should you receive funding under the competition. This does not apply 

if you have an exception under 2 CFR 170.110(b).

    (b) At the end of your project period, you must submit a final 

performance report, including financial information, as directed by the 

Secretary. If you receive a multi-year award, you must submit an annual 

performance report that provides the most current performance and 

financial expenditure information as directed by the Secretary under 34 

CFR 75.118. The Secretary may also require more frequent performance 

reports under 34 CFR 75.720(c). For specific requirements on reporting, 

please go to http://www.ed.gov/fund/grant/apply/appforms/appforms.html.

    4. Performance Measures: The goal of the CSP is to support the 

creation and development of a large number of high-quality charter 

schools that are free from State or local rules that inhibit flexible 

operation, are held accountable for enabling students to reach 

challenging State performance standards, and are open to all students. 

The Secretary has two performance indicators to measure progress toward 

this goal: (1) The number of high-quality charter schools in operation 

around the Nation, and (2) the percentage of fourth- and eighth-grade 

charter school students who are achieving at or above the proficient 

level on State examinations in mathematics and reading/language arts. 

Additionally, the Secretary has established the following measure to 

examine the efficiency of the CSP: Federal cost per student in 

implementing a successful school (defined as a school in operation for 

three or more consecutive years).

    All grantees will be expected to submit an annual performance 

report documenting their contribution in assisting the Department in 

meeting these performance measures.

    5. Continuation Awards: In making a continuation award, the 

Secretary may consider, under 34 CFR 75.253, the extent to which a 

grantee has made ``substantial progress toward meeting the objectives 

in its approved application.'' This consideration includes the review 

of a grantee's progress in meeting the targets and projected outcomes 

in its approved application, and whether the grantee has expended funds 

in a manner that is consistent with its approved application and 

budget. In making a continuation grant, the Secretary also considers 

whether the grantee is operating in compliance with the assurances in 

its approved application, including those applicable to Federal civil 

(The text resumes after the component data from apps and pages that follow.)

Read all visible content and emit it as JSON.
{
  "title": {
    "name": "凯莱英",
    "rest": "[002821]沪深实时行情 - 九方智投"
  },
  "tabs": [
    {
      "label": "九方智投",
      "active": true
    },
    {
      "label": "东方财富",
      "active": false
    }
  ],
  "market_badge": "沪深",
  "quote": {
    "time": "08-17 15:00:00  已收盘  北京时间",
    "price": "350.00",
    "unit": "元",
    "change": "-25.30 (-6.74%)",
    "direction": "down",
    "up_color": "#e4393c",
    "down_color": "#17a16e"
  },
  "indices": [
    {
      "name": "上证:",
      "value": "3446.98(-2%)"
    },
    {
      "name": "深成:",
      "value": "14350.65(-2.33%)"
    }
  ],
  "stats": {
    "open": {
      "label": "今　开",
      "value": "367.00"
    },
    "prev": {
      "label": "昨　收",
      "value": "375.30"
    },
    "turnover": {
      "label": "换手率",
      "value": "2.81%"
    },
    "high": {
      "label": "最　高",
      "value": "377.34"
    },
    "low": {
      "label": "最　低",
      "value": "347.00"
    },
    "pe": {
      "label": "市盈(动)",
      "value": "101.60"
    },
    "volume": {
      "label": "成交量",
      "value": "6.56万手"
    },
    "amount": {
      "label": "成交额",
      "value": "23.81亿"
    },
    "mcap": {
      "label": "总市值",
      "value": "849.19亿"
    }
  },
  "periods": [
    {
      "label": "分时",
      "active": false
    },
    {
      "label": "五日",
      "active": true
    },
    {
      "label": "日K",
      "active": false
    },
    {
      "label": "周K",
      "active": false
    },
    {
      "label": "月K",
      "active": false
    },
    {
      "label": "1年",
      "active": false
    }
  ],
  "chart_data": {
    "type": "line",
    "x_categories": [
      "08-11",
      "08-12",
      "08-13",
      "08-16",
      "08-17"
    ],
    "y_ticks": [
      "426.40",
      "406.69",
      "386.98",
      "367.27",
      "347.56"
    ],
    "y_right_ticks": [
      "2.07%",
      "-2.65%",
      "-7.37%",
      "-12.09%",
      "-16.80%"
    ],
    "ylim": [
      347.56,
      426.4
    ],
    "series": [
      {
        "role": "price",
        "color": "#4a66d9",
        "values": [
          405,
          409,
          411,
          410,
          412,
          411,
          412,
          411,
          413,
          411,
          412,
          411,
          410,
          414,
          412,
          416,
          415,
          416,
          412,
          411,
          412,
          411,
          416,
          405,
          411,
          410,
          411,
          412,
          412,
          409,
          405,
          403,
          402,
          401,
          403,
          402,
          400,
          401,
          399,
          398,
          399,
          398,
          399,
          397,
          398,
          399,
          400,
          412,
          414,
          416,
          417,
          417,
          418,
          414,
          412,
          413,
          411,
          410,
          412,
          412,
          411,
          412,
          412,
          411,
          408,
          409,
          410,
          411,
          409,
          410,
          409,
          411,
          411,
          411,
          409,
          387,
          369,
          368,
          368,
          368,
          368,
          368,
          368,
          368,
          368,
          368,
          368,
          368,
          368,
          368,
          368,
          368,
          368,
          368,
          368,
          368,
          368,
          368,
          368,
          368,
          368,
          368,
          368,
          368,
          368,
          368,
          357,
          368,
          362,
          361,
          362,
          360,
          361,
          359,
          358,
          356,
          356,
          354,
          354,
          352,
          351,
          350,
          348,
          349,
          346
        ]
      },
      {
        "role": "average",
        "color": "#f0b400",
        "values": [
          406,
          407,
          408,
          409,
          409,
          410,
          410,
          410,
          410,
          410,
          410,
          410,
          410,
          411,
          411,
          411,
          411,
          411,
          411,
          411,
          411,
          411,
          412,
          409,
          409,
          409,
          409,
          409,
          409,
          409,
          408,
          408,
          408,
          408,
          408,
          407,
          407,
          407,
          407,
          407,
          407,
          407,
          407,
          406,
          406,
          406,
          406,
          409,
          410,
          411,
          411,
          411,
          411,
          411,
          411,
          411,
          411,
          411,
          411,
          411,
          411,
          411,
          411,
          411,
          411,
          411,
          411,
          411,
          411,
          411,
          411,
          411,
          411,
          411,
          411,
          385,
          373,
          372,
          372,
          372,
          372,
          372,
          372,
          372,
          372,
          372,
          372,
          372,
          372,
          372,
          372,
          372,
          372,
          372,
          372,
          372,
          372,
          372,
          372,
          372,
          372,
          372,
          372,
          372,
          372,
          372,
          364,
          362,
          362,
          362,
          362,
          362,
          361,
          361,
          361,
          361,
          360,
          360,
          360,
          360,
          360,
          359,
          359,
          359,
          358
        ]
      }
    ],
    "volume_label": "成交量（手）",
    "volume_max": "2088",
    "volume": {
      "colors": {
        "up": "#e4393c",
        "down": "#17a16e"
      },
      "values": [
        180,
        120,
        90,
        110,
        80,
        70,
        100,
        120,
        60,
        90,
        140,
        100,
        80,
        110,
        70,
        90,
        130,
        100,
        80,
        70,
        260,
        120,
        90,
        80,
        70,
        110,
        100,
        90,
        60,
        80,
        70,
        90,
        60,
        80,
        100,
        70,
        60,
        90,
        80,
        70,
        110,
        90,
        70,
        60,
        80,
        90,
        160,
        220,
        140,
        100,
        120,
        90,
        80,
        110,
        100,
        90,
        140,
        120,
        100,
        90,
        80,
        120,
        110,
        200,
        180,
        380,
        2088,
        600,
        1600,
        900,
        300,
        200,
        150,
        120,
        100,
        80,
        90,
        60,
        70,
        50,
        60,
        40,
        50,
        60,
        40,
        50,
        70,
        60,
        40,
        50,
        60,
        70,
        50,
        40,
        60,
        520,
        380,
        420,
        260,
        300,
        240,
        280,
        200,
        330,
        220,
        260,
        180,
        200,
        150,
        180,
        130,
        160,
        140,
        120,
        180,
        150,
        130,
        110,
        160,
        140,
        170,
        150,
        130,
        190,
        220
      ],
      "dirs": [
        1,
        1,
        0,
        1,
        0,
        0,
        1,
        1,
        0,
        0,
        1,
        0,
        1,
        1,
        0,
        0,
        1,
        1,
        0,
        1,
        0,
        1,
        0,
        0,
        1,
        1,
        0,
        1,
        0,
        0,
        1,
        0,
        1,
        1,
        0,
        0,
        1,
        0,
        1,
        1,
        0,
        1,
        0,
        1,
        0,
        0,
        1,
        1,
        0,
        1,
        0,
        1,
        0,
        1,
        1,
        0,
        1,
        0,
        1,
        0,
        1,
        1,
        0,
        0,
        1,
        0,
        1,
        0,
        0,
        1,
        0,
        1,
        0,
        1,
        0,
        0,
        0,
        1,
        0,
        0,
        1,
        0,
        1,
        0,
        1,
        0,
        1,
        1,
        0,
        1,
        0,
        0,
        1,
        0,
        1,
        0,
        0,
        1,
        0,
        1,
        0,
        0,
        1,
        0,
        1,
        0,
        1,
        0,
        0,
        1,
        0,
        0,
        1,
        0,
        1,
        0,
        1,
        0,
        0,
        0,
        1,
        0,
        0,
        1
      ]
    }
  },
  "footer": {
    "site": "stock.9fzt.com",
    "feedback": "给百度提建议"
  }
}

rights laws that prohibit discrimination in programs or activities 

receiving Federal financial assistance from the Department (34 CFR 

100.4, 104.5, 106.4, 108.8, and 110.23).

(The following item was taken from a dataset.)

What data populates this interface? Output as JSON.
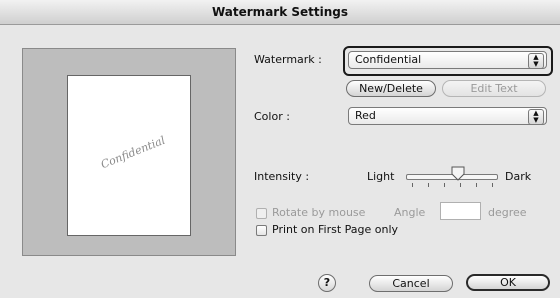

VII. Agency Contact



FOR FURTHER INFORMATION CONTACT: LaShawndra Thornton, U.S. Department 

of Education, 400 Maryland Avenue, SW., room 4W257, Washington, DC 

20202-5970. Telephone: (202) 453-5617 or by e-mail: 

Lashawndra.Thornton@ed.gov.

    If you use a TDD, call the FRS, toll free, at 1-800-877-8339.



VIII. Other Information



    Accessible Format: Individuals with disabilities can obtain this 

document and a copy of the application package in an accessible format 

(e.g., braille, large print, audiotape, or computer diskette) on 

request to the program contact person listed under FOR FURTHER 

INFORMATION CONTACT in section VII of this notice.

    Electronic Access to This Document: The official version of this 

document is the document published in the Federal Register. Free 

Internet access to the official edition of the Federal Register and the 

Code of Federal Regulations is available via the Federal Digital System 

at: http://www.gpo.gov/fdsys. At this site you can view this document, 

as well as all other documents of this Department published in the 

Federal Register, in text or Adobe Portable Document Format (PDF). To 

use PDF you must have Adobe Acrobat Reader, which is available free at 

the site.

    You may also access documents of the Department published in the 

Federal Register by using the article search feature at: http://



[[Page 44317]]



www.federalregister.gov. Specifically, through the advanced search 

feature at this site, you can limit your search to documents published 

by the Department.



    Dated: July 20, 2011.

James H. Shelton, III,

Assistant Deputy Secretary for Innovation and Improvement.

[FR Doc. 2011-18740 Filed 7-22-11; 8:45 am]

BILLING CODE 4000-01-P